Looking for a New Year's resolution? The Burnsville High School student blood drive team is hosting another opportunity for community members to donate blood. This one is scheduled for Tuesday, Jan. 2 at Diamondhead Education Center, 200 W. Burnsville Pkwy. The blood drive will run from 1 to 7 p.m. and is open to the public.
Seven students attend school each morning at Burnsville High School and then head out to work in the corporate world.
They were selected to participate in an internship program of Genesys Works, a not-for-profit organization that enables selected high school students to “break through barriers and discover through meaningful work experiences that they can succeed as professionals in the corporate world,” according to the website at www.genesysworks.org.

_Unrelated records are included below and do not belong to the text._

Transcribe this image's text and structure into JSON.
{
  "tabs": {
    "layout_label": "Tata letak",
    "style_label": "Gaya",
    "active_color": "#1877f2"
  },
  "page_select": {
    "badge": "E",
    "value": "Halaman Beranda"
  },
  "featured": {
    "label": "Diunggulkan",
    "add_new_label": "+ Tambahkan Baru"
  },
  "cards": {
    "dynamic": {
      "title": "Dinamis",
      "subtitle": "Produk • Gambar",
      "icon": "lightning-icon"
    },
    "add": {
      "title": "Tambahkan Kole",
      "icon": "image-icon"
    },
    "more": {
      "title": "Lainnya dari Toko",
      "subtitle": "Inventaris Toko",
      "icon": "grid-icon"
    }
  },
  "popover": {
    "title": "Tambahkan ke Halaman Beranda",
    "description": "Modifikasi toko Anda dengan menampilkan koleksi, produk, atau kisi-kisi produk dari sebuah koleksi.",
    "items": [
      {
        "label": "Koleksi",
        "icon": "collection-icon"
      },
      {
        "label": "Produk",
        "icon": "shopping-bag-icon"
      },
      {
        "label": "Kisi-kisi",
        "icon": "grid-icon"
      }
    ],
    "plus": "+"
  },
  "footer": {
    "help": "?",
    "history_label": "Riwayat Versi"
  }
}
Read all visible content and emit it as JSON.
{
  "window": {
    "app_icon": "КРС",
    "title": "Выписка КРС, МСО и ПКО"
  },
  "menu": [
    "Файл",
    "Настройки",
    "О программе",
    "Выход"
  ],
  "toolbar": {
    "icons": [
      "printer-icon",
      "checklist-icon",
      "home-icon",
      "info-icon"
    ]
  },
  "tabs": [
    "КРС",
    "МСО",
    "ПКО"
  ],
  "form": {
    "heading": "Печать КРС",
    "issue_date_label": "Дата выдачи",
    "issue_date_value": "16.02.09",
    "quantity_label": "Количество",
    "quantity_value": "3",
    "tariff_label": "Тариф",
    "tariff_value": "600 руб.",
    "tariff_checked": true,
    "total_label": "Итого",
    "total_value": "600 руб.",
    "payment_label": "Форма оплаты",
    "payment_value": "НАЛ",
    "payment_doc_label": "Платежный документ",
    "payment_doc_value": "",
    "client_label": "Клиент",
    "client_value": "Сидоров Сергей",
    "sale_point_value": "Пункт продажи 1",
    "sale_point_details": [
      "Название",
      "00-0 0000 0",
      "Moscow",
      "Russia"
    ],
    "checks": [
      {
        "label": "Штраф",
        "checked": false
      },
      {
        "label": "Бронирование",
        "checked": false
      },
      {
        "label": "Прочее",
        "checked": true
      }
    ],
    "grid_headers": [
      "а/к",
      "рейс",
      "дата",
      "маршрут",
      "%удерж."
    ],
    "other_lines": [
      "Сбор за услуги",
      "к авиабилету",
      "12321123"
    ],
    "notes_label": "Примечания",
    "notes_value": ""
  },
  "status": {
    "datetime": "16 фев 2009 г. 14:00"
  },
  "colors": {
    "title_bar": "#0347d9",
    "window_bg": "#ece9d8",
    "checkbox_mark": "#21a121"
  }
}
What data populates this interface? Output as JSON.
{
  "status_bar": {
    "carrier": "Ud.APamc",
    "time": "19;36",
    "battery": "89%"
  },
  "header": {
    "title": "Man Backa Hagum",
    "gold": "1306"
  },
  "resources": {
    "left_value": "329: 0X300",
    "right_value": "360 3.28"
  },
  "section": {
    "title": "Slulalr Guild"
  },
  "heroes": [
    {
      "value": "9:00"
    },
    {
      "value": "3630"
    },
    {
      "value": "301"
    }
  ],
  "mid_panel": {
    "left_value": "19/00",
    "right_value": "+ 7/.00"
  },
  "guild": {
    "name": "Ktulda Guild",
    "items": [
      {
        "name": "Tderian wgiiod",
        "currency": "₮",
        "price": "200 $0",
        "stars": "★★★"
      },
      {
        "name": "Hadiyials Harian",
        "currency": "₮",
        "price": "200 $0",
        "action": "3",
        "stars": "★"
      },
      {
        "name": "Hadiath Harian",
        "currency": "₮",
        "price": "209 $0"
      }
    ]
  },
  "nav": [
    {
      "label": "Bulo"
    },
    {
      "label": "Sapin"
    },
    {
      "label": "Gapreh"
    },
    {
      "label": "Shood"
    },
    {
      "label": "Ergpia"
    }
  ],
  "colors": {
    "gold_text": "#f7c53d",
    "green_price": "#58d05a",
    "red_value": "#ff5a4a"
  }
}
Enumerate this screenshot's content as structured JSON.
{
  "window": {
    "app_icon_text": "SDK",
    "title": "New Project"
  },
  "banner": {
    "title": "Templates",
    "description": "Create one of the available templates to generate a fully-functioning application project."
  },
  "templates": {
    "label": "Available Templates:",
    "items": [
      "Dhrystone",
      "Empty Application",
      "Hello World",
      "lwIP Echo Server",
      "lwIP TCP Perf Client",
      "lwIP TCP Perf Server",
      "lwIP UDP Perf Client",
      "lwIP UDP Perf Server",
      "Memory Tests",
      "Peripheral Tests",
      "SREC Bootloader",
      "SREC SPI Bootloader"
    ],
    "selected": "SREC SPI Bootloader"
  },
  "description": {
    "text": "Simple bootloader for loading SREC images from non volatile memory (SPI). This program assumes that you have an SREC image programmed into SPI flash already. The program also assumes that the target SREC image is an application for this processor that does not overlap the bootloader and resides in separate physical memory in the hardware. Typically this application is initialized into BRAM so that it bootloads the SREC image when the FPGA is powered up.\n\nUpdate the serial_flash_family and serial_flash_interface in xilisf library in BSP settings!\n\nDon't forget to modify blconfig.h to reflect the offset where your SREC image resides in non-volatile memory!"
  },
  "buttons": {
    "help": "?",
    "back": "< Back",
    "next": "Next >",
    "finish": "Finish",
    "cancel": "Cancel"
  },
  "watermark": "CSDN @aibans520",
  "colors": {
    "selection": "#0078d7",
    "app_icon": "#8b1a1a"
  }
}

Stacks of newspapers were transformed into unique designs by Burnsville High School students who shared their creations in a unique runway fashion show on the Mraz Center stage Dec. 7.
Students in the Design Studio class, taught by Family and Consumer Science (FCS) teacher Sarah Schram, were assigned to create a wearable fashion item that met five elements/principles of design. Another requirement was that 80% of the item had to be newspapers.
When William Byrne STEM Elementary Principal Lyle Bomsta needed technical support for a project at his school, he turned to three Burnsville High School students.
Fiona Chow, Josh Johnson and Garrett Riedesel are in the Engineering Design and Development Class taught by Orion Patrie. This Project Lead the Way (PLTW) course requires students to work in teams on a real-life project of their choice.
Burnsville High School senior Victor Sanchez Villegas has been selected to receive a full four-year scholarship to Columbia University in New York City next year worth over $200,000. The scholarship covers the cost of attendance, including tuition and fees, room and board, books and supplies, and travel expenses.
Columbia is among Ivy League schools, which are generally viewed as the most prestigious and highest-quality in the world.
Someday they’d like to be scientists, computer programmers, engineers or mathematicians, but now they’re female students at Burnsville High School and they’ve started a new club to encourage and support girls interested in STEM careers.
The Women in STEM club began last spring when senior Emily Reynolds realized the need for a club for girls who are interested in STEM (science, technology, engineering and math). She knows that women are under-represented in STEM jobs and she wants to change that dynamic.
It’s not even one year old, yet the student-run credit union at Burnsville High School has already earned recognition locally, statewide and nationally. From day one, students collaborated with Firefly Credit Union to plan all aspects of the branch office and now they’re staffing it.